The overwhelming support for the committee's non-binding resolution showed how isolated Damascus has become. Compared to the three other countries singled out for condemnations by the General Assembly's Third Committee -- Iran, North Korea and Myanmar -- Syria had the least number of supporters.
Arab states voting for the declaration were Bahrain, Egypt, Jordan, Kuwait, Libya, Mauritania, Morocco, Oman, Qatar, Saudi Arabia, Sudan, Tunisia and the United Arab Emirates. Syria was the only Arab state to vote against it, while Algeria, Comoros, Lebanon and Yemen abstained.
Arab League members Iraq, Djibouti and Somalia did not vote in the committee, where all 193 U.N. nations are represented.
Syrian U.N. Ambassador Bashar Ja'afari said the resolution had no meaning for Damascus and portrayed it as a U.S.-inspired political move.
Although the draft resolution is submitted primarily from three European countries it is not a secret that the United States of America is the mastermind and main instigator of the political campaign against my country, Ja'afari said.
BACK TO THE SECURITY COUNCIL?
This draft resolution definitely has nothing to do with human rights; it is only a part of the typically hostile policy by the United States against Syria, he added.
Ja'afari held up for delegates what he said were documents naming terrorists arrested while smuggling arms into Syria. He said the documents offered clear proof of a U.S.-led plot to topple the government of Syrian President Bashar al-Assad.
The resolution says the committee strongly condemns the continued grave and systematic human rights violations by the Syrian authorities, such as arbitrary executions, excessive use of force and the persecution and killing of protesters and human rights defenders.
It also demands an immediate end to arbitrary detention, enforced disappearances, torture and ill treatment of detainees, including children in Syria, where more than 3,500 people have died in the crackdown, according to U.N. figures.
German Ambassador Peter Wittig said it was time to move the issue back to the 15-nation Security Council, which has been deadlocked on Syria due to Russian and Chinese opposition.
The Security Council cannot fall behind the region, he said, referring to the Arab League suspension of Syria. We would encourage the ... council to come back to this issue.
British Foreign Secretary William Hague said in a statement that the resolution sends a signal of united condemnation of the Syrian regime's systematic human rights abuses.
As long as the crisis in Syria continues the international pressure on the Assad regime will only intensify, he said.
U.S. Ambassador Susan Rice also welcomed the committee's adoption of the resolution, which will be confirmed by a new vote in a plenary meeting of the General Assembly next month.
By overwhelmingly adopting its first-ever resolution on Syria's human rights abuses, the ... Third Committee has sent a clear message that it does not accept abuse and death as a legitimate path to retaining power, she said in a statement.

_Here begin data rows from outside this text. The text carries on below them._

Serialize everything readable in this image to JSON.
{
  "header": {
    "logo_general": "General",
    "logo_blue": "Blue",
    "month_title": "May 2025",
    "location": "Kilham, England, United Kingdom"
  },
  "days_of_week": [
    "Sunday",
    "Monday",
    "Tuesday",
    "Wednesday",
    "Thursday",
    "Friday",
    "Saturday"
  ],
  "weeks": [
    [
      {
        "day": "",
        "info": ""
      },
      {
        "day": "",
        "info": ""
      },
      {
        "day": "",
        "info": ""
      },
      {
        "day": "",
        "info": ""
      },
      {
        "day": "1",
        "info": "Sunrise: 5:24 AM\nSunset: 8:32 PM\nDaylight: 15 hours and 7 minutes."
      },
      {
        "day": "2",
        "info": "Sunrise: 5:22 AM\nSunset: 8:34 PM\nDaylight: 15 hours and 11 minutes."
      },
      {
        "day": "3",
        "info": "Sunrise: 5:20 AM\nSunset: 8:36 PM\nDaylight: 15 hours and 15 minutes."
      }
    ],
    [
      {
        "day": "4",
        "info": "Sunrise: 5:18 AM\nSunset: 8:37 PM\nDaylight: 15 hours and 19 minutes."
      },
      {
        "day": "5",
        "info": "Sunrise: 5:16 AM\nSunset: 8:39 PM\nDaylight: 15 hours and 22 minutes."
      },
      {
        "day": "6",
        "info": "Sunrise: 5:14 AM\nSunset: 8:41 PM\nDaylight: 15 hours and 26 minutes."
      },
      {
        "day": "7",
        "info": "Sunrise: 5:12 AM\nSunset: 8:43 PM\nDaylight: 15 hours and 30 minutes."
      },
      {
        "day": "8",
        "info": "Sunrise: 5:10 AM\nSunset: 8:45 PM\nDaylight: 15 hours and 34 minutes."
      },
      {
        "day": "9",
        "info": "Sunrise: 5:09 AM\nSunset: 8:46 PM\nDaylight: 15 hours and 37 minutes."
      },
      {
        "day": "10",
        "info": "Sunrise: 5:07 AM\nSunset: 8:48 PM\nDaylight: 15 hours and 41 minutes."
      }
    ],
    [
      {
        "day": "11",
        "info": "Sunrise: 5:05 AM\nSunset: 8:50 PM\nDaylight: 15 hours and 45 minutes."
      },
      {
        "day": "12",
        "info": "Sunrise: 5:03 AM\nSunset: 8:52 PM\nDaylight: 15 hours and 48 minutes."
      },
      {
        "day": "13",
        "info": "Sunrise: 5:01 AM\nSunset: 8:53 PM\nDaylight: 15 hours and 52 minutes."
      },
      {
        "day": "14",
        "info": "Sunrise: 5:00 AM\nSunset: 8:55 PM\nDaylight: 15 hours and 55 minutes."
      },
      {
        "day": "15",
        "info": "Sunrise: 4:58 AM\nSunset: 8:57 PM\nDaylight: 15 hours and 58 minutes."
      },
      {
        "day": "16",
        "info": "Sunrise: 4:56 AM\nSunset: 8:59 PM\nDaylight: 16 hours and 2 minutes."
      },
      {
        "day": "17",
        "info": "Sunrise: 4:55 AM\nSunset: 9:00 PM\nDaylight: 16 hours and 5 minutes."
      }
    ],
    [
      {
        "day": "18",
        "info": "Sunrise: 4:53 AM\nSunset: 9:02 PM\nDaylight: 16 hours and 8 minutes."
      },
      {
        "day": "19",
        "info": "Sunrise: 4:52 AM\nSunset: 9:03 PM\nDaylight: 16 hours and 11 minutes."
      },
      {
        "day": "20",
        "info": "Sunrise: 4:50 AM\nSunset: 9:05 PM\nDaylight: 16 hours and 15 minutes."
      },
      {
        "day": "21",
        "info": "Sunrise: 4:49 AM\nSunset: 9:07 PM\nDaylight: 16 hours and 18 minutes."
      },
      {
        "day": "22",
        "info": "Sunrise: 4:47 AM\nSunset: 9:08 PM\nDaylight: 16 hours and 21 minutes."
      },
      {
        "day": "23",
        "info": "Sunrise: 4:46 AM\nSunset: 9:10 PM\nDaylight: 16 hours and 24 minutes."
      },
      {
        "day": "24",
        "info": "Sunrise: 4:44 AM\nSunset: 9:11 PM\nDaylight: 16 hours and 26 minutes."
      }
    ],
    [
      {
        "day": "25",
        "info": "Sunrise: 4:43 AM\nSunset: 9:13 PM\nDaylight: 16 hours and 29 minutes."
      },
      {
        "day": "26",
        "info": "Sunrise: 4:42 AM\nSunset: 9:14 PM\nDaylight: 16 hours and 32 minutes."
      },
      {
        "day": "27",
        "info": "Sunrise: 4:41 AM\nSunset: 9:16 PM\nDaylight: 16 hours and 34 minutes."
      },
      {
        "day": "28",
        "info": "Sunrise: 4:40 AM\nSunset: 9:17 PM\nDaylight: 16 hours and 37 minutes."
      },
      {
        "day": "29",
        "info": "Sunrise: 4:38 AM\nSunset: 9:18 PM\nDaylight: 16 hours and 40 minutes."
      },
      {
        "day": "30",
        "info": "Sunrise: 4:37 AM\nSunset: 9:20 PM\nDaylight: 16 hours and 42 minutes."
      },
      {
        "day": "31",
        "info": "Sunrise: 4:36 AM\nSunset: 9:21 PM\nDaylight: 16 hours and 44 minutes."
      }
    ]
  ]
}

Philippe Bolopion of Human Rights Watch praised the committee's vote: By siding with the victims of the Syrian government's ruthless repression, the General Assembly has succeeded where the Security Council had failed, paralyzed by the vetoes of Russia and China, he said. (Editing by Jackie Frank)